Records to use Block Start

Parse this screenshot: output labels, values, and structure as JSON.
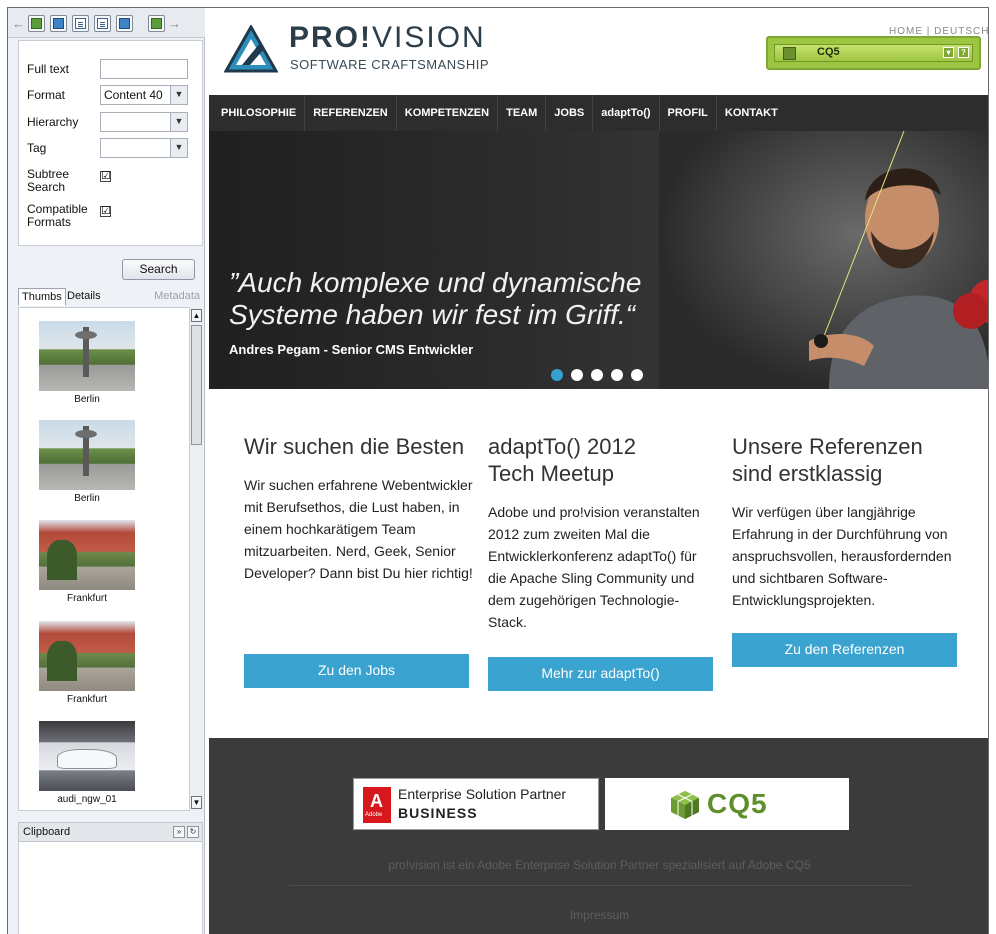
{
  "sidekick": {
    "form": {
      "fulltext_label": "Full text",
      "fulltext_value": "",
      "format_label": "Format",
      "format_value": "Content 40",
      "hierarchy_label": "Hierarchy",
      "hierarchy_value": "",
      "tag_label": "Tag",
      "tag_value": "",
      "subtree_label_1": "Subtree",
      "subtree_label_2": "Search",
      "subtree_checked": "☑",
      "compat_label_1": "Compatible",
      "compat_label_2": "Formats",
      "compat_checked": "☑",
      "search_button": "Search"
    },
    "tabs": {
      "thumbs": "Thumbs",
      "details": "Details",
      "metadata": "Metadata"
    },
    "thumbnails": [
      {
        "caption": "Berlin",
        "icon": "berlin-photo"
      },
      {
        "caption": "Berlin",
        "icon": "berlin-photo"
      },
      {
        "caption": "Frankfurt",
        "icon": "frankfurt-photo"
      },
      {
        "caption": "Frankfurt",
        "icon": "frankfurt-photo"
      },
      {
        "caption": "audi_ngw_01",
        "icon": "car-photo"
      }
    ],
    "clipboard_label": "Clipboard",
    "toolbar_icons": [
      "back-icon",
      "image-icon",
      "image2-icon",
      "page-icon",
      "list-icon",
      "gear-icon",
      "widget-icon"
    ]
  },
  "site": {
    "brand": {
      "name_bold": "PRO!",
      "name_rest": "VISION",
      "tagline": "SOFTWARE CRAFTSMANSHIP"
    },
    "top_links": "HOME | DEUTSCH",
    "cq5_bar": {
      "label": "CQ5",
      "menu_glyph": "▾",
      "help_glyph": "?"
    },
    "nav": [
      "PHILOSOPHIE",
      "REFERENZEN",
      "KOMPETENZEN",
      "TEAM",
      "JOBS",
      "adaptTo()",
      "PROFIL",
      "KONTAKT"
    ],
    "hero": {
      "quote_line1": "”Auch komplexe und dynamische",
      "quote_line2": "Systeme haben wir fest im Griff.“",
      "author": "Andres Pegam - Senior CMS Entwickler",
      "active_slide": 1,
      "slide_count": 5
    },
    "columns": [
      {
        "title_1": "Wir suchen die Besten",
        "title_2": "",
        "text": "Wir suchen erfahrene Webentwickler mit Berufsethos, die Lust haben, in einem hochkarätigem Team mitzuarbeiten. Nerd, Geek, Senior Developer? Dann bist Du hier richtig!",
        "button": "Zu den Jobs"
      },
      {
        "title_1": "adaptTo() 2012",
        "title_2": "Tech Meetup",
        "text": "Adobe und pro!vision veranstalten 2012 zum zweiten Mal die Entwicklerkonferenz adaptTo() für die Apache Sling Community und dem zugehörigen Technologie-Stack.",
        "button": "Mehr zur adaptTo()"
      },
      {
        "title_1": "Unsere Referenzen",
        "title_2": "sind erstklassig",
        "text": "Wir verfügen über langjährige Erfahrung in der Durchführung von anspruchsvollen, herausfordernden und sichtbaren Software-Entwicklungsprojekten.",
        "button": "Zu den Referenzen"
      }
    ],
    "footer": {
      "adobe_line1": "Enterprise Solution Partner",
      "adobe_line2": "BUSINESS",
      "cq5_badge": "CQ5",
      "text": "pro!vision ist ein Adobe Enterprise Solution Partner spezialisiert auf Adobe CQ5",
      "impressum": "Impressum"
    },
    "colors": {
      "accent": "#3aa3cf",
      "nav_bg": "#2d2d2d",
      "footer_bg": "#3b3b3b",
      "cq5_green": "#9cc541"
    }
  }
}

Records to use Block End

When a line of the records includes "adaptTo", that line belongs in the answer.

# Output of the exercise
      "adaptTo()",
        "title_1": "adaptTo() 2012",
        "text": "Adobe und pro!vision veranstalten 2012 zum zweiten Mal die Entwicklerkonferenz adaptTo() für die Apache Sling Community und dem zugehörigen Technologie-Stack.",
        "button": "Mehr zur adaptTo()"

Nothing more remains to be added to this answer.